Problem to work on: Every line of the records below that has the word "JSON" should be copied.

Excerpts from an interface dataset
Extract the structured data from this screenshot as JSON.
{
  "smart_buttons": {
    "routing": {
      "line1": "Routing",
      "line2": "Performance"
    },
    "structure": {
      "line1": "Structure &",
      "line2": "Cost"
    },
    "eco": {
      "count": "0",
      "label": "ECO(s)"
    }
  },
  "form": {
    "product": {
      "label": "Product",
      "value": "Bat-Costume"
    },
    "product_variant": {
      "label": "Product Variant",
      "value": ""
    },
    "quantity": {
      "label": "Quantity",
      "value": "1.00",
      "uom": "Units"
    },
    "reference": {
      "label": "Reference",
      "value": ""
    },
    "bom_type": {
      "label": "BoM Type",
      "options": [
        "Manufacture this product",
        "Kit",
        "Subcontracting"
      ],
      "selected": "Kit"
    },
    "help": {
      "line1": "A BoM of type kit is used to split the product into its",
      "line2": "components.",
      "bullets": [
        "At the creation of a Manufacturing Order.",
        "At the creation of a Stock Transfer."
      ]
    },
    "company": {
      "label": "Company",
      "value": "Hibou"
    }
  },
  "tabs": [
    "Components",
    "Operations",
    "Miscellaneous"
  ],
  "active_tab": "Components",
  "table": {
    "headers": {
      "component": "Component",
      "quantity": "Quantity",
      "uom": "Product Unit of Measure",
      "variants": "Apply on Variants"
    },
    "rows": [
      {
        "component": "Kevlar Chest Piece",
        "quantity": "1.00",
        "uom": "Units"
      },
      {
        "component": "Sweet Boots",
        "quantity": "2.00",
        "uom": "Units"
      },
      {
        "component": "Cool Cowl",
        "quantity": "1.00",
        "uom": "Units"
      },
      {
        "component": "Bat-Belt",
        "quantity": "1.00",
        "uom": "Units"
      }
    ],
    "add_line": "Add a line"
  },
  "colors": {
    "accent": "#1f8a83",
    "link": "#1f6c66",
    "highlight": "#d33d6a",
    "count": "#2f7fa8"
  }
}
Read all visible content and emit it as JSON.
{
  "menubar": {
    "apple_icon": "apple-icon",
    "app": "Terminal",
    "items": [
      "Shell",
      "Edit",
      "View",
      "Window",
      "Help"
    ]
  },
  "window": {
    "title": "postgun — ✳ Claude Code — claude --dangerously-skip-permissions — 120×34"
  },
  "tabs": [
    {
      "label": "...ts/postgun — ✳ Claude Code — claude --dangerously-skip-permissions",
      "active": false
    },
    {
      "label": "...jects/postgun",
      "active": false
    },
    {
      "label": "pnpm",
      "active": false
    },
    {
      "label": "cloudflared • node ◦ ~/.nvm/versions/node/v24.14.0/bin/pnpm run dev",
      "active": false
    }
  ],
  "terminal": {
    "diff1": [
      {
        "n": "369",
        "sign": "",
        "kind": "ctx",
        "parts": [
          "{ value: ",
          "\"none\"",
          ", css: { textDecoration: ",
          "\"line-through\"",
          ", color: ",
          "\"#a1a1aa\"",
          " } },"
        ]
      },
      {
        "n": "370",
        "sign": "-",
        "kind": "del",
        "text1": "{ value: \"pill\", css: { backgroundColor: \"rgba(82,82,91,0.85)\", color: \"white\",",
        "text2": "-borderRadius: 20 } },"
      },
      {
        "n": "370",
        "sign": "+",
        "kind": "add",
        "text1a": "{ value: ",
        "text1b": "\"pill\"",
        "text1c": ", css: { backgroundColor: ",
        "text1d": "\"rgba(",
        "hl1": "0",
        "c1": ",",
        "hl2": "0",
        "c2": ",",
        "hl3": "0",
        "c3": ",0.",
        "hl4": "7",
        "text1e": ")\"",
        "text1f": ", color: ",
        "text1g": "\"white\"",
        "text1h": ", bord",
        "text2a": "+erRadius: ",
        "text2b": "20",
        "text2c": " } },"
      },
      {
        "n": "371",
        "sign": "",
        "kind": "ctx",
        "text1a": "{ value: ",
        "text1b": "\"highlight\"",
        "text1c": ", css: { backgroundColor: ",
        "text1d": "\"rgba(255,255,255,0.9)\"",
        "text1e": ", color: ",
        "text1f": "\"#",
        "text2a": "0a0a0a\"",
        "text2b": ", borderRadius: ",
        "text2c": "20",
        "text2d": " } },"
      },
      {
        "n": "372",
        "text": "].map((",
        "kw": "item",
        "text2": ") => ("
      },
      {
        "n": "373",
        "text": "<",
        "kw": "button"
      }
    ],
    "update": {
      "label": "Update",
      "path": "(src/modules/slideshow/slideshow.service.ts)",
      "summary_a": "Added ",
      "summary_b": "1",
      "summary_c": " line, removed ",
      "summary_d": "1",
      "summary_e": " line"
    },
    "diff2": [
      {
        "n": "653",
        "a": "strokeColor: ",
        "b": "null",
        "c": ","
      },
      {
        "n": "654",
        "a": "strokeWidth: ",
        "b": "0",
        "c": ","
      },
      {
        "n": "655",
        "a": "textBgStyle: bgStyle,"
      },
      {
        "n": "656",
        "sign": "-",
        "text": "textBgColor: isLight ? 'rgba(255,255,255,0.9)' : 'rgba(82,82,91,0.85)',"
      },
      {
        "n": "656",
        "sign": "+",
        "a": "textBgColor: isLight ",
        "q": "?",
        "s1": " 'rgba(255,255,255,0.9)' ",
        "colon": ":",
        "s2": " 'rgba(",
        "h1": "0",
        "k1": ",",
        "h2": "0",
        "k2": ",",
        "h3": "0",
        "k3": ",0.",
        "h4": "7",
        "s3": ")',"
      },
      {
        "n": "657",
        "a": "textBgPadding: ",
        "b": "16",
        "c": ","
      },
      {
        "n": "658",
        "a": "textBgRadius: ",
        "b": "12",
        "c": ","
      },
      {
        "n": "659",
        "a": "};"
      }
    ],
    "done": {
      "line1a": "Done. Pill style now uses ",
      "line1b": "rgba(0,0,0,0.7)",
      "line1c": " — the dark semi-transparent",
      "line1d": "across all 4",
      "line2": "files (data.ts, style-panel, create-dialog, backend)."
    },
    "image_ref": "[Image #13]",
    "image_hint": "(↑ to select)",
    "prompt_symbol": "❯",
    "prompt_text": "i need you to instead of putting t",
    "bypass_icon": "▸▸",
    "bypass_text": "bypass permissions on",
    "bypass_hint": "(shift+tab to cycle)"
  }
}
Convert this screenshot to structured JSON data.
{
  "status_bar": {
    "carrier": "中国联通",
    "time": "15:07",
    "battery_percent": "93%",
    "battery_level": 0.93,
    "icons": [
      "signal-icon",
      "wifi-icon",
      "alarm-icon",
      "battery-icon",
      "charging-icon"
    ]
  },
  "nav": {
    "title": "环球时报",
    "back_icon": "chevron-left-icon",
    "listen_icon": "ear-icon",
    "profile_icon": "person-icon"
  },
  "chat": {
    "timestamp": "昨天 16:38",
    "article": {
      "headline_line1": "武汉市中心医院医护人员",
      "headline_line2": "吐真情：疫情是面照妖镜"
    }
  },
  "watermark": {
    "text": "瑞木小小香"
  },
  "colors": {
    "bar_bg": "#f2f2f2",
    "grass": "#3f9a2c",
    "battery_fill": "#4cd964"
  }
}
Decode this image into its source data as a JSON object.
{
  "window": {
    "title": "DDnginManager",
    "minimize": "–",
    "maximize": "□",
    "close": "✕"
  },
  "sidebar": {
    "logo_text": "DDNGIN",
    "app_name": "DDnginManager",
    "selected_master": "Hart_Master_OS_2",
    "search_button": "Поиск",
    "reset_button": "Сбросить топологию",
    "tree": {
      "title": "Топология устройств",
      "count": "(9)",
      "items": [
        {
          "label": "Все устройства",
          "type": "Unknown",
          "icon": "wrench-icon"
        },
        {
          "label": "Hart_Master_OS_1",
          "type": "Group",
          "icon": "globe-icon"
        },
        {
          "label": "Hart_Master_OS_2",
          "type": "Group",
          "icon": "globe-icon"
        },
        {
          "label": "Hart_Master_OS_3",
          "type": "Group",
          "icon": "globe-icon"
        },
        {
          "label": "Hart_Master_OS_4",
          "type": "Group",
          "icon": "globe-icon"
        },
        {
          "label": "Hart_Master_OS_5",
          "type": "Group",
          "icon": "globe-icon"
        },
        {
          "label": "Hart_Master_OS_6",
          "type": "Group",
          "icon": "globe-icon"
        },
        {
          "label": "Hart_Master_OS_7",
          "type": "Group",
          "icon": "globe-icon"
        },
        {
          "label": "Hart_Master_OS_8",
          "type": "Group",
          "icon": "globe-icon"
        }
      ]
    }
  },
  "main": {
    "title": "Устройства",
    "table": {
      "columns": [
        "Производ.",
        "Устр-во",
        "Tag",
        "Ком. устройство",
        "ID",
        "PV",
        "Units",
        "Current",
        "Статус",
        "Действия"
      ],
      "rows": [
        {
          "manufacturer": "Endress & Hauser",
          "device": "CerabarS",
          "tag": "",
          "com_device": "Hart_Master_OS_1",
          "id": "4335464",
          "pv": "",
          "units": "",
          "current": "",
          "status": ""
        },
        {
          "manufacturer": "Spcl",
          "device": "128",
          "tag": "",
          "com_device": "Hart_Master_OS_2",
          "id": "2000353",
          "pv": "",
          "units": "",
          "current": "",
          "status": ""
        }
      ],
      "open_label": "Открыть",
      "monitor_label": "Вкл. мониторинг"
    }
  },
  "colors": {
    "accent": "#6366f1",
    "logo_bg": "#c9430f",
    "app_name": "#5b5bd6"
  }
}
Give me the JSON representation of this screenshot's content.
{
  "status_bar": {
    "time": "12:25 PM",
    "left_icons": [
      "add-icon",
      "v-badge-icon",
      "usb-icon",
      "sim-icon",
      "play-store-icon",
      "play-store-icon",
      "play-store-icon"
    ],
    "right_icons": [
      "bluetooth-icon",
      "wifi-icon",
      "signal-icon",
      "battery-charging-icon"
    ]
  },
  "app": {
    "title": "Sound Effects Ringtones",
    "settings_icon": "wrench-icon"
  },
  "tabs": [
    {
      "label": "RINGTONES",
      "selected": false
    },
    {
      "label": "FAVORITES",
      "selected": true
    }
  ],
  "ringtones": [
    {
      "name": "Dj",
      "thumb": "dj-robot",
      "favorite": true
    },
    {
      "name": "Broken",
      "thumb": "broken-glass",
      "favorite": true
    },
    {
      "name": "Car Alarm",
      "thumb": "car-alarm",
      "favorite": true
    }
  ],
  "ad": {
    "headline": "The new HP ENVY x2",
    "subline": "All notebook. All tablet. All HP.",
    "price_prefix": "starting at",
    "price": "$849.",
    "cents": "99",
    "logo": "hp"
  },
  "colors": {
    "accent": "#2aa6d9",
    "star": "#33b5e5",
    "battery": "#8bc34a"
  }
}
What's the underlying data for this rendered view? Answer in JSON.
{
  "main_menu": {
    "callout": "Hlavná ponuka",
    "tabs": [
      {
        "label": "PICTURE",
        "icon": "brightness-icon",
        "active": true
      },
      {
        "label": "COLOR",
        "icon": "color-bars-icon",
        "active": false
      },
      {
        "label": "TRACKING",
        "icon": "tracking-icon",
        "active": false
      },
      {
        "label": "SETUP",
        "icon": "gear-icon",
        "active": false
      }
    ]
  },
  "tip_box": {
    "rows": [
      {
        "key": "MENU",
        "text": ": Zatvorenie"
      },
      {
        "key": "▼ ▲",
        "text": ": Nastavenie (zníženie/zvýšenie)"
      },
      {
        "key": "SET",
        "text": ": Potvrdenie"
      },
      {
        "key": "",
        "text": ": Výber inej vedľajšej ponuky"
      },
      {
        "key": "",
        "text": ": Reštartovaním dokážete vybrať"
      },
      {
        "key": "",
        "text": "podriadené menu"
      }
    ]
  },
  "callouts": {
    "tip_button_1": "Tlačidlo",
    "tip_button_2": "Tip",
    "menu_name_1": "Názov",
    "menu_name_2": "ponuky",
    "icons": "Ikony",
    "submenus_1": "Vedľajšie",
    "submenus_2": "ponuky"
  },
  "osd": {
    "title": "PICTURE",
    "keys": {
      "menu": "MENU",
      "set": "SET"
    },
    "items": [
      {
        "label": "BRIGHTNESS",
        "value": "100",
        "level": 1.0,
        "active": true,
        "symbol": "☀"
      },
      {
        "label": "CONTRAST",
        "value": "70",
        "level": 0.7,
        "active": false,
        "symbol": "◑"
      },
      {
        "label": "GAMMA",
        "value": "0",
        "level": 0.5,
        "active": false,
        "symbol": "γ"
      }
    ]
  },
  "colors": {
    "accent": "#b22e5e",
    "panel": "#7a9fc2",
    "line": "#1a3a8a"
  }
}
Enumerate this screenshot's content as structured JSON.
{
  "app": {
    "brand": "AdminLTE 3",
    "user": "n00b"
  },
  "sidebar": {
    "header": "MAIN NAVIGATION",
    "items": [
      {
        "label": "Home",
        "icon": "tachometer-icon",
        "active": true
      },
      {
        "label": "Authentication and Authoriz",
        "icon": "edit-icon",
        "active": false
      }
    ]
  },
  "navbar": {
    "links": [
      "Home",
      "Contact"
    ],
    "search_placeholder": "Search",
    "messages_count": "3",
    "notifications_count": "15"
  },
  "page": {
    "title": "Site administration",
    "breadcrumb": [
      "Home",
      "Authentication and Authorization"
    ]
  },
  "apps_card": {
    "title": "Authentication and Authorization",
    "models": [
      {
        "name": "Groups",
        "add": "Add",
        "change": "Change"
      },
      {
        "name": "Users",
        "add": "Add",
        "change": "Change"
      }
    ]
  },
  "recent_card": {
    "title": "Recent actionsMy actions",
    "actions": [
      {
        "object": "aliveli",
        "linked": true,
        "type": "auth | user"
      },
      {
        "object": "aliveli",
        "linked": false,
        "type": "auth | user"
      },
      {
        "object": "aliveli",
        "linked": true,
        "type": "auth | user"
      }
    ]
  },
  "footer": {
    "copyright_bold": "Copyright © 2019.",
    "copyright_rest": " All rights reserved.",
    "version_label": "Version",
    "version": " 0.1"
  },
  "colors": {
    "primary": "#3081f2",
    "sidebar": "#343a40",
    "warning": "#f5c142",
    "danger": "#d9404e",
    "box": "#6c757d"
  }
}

Result:
Extract the structured data from this screenshot as JSON.
Read all visible content and emit it as JSON.
Convert this screenshot to structured JSON data.
Decode this image into its source data as a JSON object.
Give me the JSON representation of this screenshot's content.
What's the underlying data for this rendered view? Answer in JSON.
Enumerate this screenshot's content as structured JSON.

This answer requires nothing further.